India will buy 30 Predator MQ9 drones, 10 each for three services, after completion of training on two leased drones at Arakkonam in Tami Nadu.(Representational photo)
India will buy 30 Predator MQ9 drones, 10 each for three services, after completion of training on two leased drones at Arakkonam in Tami Nadu.(Representational photo)

Rather than getting caught in the laborious defence acquisition process, the armed forces are using the financial powers of vice-chiefs to lease out critical weapon platforms from strategic allies like the United Sstates, France and Russia. The vice-chiefs have the power to purchase ₹300 crore worth of equipment as part of capital purchases as well as half of ₹500 crore can be used for emergency requirements for the service but outside capital outlay.

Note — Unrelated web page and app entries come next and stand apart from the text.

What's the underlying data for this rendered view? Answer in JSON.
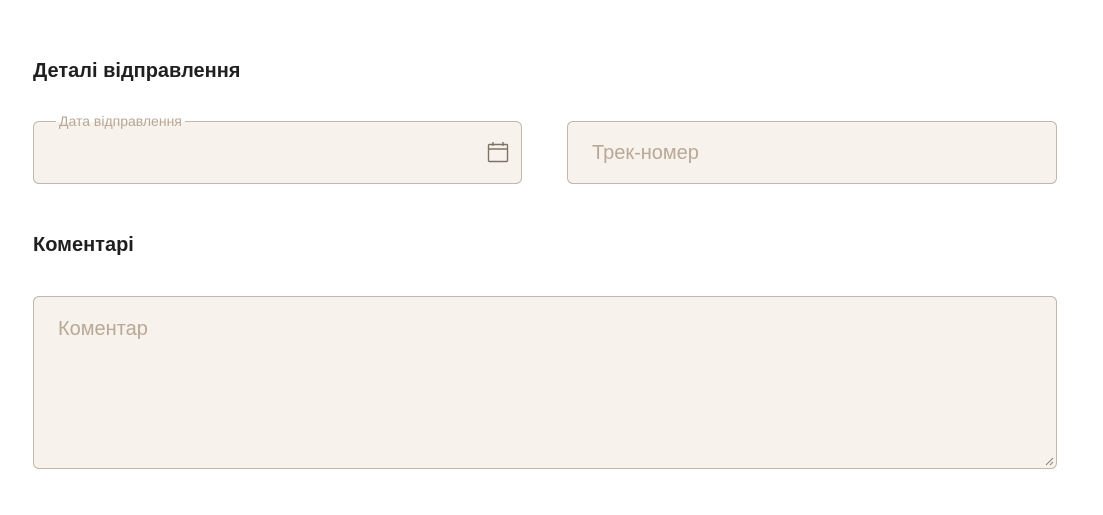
{
  "shipping": {
    "title": "Деталі відправлення",
    "date_label": "Дата відправлення",
    "date_value": "",
    "track_placeholder": "Трек-номер"
  },
  "comments": {
    "title": "Коментарі",
    "comment_placeholder": "Коментар"
  },
  "icons": {
    "date": "calendar-icon",
    "resize": "resize-handle-icon"
  },
  "colors": {
    "field_background": "#f7f3ec",
    "field_border": "#c2b7a8",
    "placeholder": "#b9a896",
    "heading": "#1f1f1f"
  }
}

According to South Block officials, the leasing of two Predator unmanned aerial vehicles from the US, a nuclear power submarine Akula class to replace the presently leased INS Chakra from Russia, and the proposal to lease a Airbus 330 multi-role transport tanker from France are examples in this direction.

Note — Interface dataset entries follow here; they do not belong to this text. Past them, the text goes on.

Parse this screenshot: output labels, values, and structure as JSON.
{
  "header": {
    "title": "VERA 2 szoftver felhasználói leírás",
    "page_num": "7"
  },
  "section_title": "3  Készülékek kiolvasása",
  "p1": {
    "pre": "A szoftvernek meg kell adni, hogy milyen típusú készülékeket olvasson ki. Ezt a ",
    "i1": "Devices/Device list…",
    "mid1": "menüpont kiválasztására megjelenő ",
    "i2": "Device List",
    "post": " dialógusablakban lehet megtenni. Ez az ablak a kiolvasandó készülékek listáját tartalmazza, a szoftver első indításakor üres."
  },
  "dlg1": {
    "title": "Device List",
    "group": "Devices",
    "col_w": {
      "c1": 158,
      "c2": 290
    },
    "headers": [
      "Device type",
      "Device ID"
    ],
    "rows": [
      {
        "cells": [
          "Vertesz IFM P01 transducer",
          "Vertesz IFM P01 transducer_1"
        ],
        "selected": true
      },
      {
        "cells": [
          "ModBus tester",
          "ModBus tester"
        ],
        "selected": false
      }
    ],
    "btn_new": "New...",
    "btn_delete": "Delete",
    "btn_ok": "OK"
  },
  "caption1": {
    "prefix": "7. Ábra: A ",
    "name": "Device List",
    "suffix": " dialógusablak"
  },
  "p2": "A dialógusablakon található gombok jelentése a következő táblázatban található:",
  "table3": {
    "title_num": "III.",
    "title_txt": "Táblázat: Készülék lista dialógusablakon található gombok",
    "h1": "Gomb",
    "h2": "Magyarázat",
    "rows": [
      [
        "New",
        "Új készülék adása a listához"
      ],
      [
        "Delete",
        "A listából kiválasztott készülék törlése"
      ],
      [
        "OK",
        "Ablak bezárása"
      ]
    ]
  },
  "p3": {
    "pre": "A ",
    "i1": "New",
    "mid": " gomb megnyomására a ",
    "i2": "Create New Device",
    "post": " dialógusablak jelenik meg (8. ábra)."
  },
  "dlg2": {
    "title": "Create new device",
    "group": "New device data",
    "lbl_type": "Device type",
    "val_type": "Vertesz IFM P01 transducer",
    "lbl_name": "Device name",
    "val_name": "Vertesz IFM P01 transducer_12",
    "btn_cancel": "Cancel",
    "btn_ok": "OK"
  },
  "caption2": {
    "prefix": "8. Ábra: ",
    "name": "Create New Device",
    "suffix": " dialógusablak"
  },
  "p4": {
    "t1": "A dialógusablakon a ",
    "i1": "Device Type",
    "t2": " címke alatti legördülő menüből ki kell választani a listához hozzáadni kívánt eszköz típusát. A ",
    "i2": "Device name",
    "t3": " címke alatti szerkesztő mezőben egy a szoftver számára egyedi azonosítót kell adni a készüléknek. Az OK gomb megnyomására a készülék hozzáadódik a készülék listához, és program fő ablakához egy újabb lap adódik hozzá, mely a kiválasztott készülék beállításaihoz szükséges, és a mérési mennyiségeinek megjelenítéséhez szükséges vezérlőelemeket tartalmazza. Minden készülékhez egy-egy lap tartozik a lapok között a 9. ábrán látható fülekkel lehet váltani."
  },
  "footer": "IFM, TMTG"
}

While the leasing process allows the armed forces to train on a platform that it plans to acquire, it also short-circuits the labyrinth of acquisition process like acceptance of necessity, request for information, request for proposal, defence acquisition committee, finance ministry approvals and finally the Cabinet Committee of Security (CCS).

Faced with a northern neighbour who is constantly inducting stand-off weapon systems like weaponized drones, nuclear powered submarines, fifth generation aircraft and large warships, the leasing system at least allows the Indian armed forces to be prepared for future wars.

“The leasing of two Predator drones from US allows India to train and be prepared to induct 10 such drones in each of the three services. The MQ9 Predator drone is a highly versatile UAV with capacity to target the adversary through Hell-fire missile and laser guided bombs. The process for acquisition of drones has already begun,” said a top admiral of Indian Navy.

The Navy is also eyeing to lease Rafale maritime fighters for its upcoming indigenous aircraft carrier INS Vikrant as the American fighters like F-18 and F-15 are too heavy and large for 45,000 tonne flat-top warship.

After its tender to purchase mid-air refuellers was canned by the Defence Ministry, the Indian Air Force is now leasing one Airbus 330 MRTT while eyeing further lease of five more refuellers currently with France through the proper acquisition route.

While the Indian Army has no plans to take weapon platforms on lease as of now, the military purchased anti-tank weapon systems, UAVs and laser guided shells from Israel under emergency purchases powers with the vice-chief at a time when India and China were locked eyeball to eye ball at Pangong Tso in eastern Ladakh.

While Chinese President Xi Jinping has offered support to Indian Prime Minister Narendra Modi to ride out of Covid-19 crisis, the paramount leader has refused to budge on the Gogra-Hot Springs issue in eastern Ladakh as if the present government will allow the land dispute to be swept under the carpet or to be left to future generations.

With Beijing determined to play hardball on the border with India, the latter will have to be in advanced state of preparedness with high tech weapons in case the balloon goes up when the pandemic with origins in Wuhan sweeps India.